• _WHAT THE EXERCISE ASKS_
Reproduce all the entries beneath this sentence exactly.

Data excerpts:
-.-.-
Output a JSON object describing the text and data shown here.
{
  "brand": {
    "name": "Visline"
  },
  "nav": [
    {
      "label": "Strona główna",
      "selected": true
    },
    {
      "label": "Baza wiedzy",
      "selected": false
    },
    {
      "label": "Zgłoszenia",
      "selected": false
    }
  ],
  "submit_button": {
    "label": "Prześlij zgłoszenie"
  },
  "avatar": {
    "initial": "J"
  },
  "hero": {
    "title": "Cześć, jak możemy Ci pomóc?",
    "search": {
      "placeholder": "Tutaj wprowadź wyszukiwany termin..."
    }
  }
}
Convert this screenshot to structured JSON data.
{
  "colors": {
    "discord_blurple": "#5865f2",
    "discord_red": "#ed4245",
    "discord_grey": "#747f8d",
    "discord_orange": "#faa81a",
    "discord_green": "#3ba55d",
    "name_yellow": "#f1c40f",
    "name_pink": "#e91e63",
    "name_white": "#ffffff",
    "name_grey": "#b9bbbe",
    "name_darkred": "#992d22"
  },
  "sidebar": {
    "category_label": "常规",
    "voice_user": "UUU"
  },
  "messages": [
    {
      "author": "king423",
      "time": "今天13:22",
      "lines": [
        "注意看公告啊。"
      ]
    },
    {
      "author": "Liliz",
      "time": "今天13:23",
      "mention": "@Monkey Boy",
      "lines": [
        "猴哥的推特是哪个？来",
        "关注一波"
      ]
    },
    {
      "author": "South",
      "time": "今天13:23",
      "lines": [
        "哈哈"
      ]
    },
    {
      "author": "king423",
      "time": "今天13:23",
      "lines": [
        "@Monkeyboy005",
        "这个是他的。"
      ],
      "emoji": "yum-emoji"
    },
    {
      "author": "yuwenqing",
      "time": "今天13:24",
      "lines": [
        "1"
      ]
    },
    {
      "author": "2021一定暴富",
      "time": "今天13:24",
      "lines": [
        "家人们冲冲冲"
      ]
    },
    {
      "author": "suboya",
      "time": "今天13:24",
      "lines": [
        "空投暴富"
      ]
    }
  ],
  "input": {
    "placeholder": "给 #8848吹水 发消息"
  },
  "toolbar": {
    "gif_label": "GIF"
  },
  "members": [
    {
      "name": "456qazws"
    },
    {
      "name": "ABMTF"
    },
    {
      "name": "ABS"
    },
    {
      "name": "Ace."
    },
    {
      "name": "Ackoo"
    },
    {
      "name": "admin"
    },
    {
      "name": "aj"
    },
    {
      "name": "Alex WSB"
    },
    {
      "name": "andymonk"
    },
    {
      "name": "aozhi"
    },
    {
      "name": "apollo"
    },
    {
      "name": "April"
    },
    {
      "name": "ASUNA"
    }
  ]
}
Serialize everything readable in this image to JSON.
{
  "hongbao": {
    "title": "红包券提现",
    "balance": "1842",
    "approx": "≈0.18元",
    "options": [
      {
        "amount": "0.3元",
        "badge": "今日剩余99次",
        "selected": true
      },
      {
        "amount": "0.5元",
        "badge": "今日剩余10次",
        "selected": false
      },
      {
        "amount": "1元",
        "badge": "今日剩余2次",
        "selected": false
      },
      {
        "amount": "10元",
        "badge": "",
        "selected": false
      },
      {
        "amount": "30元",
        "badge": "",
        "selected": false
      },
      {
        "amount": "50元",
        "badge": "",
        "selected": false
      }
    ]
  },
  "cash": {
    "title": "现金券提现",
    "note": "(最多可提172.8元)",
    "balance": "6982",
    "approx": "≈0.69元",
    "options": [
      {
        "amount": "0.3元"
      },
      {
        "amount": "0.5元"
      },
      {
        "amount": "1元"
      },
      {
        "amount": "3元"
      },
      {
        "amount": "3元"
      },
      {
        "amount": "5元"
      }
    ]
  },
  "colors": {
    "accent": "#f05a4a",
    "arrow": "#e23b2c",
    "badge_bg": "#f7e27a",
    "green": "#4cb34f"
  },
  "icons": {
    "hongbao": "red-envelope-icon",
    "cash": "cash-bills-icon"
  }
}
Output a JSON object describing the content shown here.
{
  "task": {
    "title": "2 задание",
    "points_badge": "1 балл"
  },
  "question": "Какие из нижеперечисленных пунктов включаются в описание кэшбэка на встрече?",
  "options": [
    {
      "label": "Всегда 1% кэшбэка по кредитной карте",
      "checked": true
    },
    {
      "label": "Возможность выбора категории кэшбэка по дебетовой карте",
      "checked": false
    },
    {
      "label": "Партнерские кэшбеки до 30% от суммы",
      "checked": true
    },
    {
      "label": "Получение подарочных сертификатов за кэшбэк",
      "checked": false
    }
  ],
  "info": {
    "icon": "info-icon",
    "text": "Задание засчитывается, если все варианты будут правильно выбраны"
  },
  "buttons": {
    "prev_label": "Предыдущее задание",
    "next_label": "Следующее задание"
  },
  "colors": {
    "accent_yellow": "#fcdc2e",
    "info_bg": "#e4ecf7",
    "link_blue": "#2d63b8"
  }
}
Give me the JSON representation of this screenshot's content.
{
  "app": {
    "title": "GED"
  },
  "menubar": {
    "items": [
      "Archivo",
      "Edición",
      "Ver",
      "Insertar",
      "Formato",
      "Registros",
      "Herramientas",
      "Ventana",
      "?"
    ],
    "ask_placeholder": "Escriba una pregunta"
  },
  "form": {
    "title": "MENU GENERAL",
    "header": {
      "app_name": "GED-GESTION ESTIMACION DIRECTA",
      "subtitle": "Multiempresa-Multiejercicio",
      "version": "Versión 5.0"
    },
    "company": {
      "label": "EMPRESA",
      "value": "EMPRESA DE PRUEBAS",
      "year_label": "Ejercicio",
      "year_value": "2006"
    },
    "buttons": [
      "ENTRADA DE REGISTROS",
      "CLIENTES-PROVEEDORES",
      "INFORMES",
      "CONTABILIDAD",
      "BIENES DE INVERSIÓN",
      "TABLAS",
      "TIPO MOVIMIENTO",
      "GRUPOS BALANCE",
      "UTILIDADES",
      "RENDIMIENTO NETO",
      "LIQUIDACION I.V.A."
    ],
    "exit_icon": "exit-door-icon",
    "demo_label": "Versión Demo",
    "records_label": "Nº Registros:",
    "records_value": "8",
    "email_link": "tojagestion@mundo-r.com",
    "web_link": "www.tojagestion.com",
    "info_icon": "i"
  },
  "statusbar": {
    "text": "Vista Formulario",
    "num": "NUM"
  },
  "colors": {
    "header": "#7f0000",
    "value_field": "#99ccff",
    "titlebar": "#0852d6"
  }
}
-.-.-
• _THE ANSWER_
Output a JSON object describing the text and data shown here.
{
  "brand": {
    "name": "Visline"
  },
  "nav": [
    {
      "label": "Strona główna",
      "selected": true
    },
    {
      "label": "Baza wiedzy",
      "selected": false
    },
    {
      "label": "Zgłoszenia",
      "selected": false
    }
  ],
  "submit_button": {
    "label": "Prześlij zgłoszenie"
  },
  "avatar": {
    "initial": "J"
  },
  "hero": {
    "title": "Cześć, jak możemy Ci pomóc?",
    "search": {
      "placeholder": "Tutaj wprowadź wyszukiwany termin..."
    }
  }
}
Convert this screenshot to structured JSON data.
{
  "colors": {
    "discord_blurple": "#5865f2",
    "discord_red": "#ed4245",
    "discord_grey": "#747f8d",
    "discord_orange": "#faa81a",
    "discord_green": "#3ba55d",
    "name_yellow": "#f1c40f",
    "name_pink": "#e91e63",
    "name_white": "#ffffff",
    "name_grey": "#b9bbbe",
    "name_darkred": "#992d22"
  },
  "sidebar": {
    "category_label": "常规",
    "voice_user": "UUU"
  },
  "messages": [
    {
      "author": "king423",
      "time": "今天13:22",
      "lines": [
        "注意看公告啊。"
      ]
    },
    {
      "author": "Liliz",
      "time": "今天13:23",
      "mention": "@Monkey Boy",
      "lines": [
        "猴哥的推特是哪个？来",
        "关注一波"
      ]
    },
    {
      "author": "South",
      "time": "今天13:23",
      "lines": [
        "哈哈"
      ]
    },
    {
      "author": "king423",
      "time": "今天13:23",
      "lines": [
        "@Monkeyboy005",
        "这个是他的。"
      ],
      "emoji": "yum-emoji"
    },
    {
      "author": "yuwenqing",
      "time": "今天13:24",
      "lines": [
        "1"
      ]
    },
    {
      "author": "2021一定暴富",
      "time": "今天13:24",
      "lines": [
        "家人们冲冲冲"
      ]
    },
    {
      "author": "suboya",
      "time": "今天13:24",
      "lines": [
        "空投暴富"
      ]
    }
  ],
  "input": {
    "placeholder": "给 #8848吹水 发消息"
  },
  "toolbar": {
    "gif_label": "GIF"
  },
  "members": [
    {
      "name": "456qazws"
    },
    {
      "name": "ABMTF"
    },
    {
      "name": "ABS"
    },
    {
      "name": "Ace."
    },
    {
      "name": "Ackoo"
    },
    {
      "name": "admin"
    },
    {
      "name": "aj"
    },
    {
      "name": "Alex WSB"
    },
    {
      "name": "andymonk"
    },
    {
      "name": "aozhi"
    },
    {
      "name": "apollo"
    },
    {
      "name": "April"
    },
    {
      "name": "ASUNA"
    }
  ]
}
Serialize everything readable in this image to JSON.
{
  "hongbao": {
    "title": "红包券提现",
    "balance": "1842",
    "approx": "≈0.18元",
    "options": [
      {
        "amount": "0.3元",
        "badge": "今日剩余99次",
        "selected": true
      },
      {
        "amount": "0.5元",
        "badge": "今日剩余10次",
        "selected": false
      },
      {
        "amount": "1元",
        "badge": "今日剩余2次",
        "selected": false
      },
      {
        "amount": "10元",
        "badge": "",
        "selected": false
      },
      {
        "amount": "30元",
        "badge": "",
        "selected": false
      },
      {
        "amount": "50元",
        "badge": "",
        "selected": false
      }
    ]
  },
  "cash": {
    "title": "现金券提现",
    "note": "(最多可提172.8元)",
    "balance": "6982",
    "approx": "≈0.69元",
    "options": [
      {
        "amount": "0.3元"
      },
      {
        "amount": "0.5元"
      },
      {
        "amount": "1元"
      },
      {
        "amount": "3元"
      },
      {
        "amount": "3元"
      },
      {
        "amount": "5元"
      }
    ]
  },
  "colors": {
    "accent": "#f05a4a",
    "arrow": "#e23b2c",
    "badge_bg": "#f7e27a",
    "green": "#4cb34f"
  },
  "icons": {
    "hongbao": "red-envelope-icon",
    "cash": "cash-bills-icon"
  }
}
Output a JSON object describing the content shown here.
{
  "task": {
    "title": "2 задание",
    "points_badge": "1 балл"
  },
  "question": "Какие из нижеперечисленных пунктов включаются в описание кэшбэка на встрече?",
  "options": [
    {
      "label": "Всегда 1% кэшбэка по кредитной карте",
      "checked": true
    },
    {
      "label": "Возможность выбора категории кэшбэка по дебетовой карте",
      "checked": false
    },
    {
      "label": "Партнерские кэшбеки до 30% от суммы",
      "checked": true
    },
    {
      "label": "Получение подарочных сертификатов за кэшбэк",
      "checked": false
    }
  ],
  "info": {
    "icon": "info-icon",
    "text": "Задание засчитывается, если все варианты будут правильно выбраны"
  },
  "buttons": {
    "prev_label": "Предыдущее задание",
    "next_label": "Следующее задание"
  },
  "colors": {
    "accent_yellow": "#fcdc2e",
    "info_bg": "#e4ecf7",
    "link_blue": "#2d63b8"
  }
}
Give me the JSON representation of this screenshot's content.
{
  "app": {
    "title": "GED"
  },
  "menubar": {
    "items": [
      "Archivo",
      "Edición",
      "Ver",
      "Insertar",
      "Formato",
      "Registros",
      "Herramientas",
      "Ventana",
      "?"
    ],
    "ask_placeholder": "Escriba una pregunta"
  },
  "form": {
    "title": "MENU GENERAL",
    "header": {
      "app_name": "GED-GESTION ESTIMACION DIRECTA",
      "subtitle": "Multiempresa-Multiejercicio",
      "version": "Versión 5.0"
    },
    "company": {
      "label": "EMPRESA",
      "value": "EMPRESA DE PRUEBAS",
      "year_label": "Ejercicio",
      "year_value": "2006"
    },
    "buttons": [
      "ENTRADA DE REGISTROS",
      "CLIENTES-PROVEEDORES",
      "INFORMES",
      "CONTABILIDAD",
      "BIENES DE INVERSIÓN",
      "TABLAS",
      "TIPO MOVIMIENTO",
      "GRUPOS BALANCE",
      "UTILIDADES",
      "RENDIMIENTO NETO",
      "LIQUIDACION I.V.A."
    ],
    "exit_icon": "exit-door-icon",
    "demo_label": "Versión Demo",
    "records_label": "Nº Registros:",
    "records_value": "8",
    "email_link": "tojagestion@mundo-r.com",
    "web_link": "www.tojagestion.com",
    "info_icon": "i"
  },
  "statusbar": {
    "text": "Vista Formulario",
    "num": "NUM"
  },
  "colors": {
    "header": "#7f0000",
    "value_field": "#99ccff",
    "titlebar": "#0852d6"
  }
}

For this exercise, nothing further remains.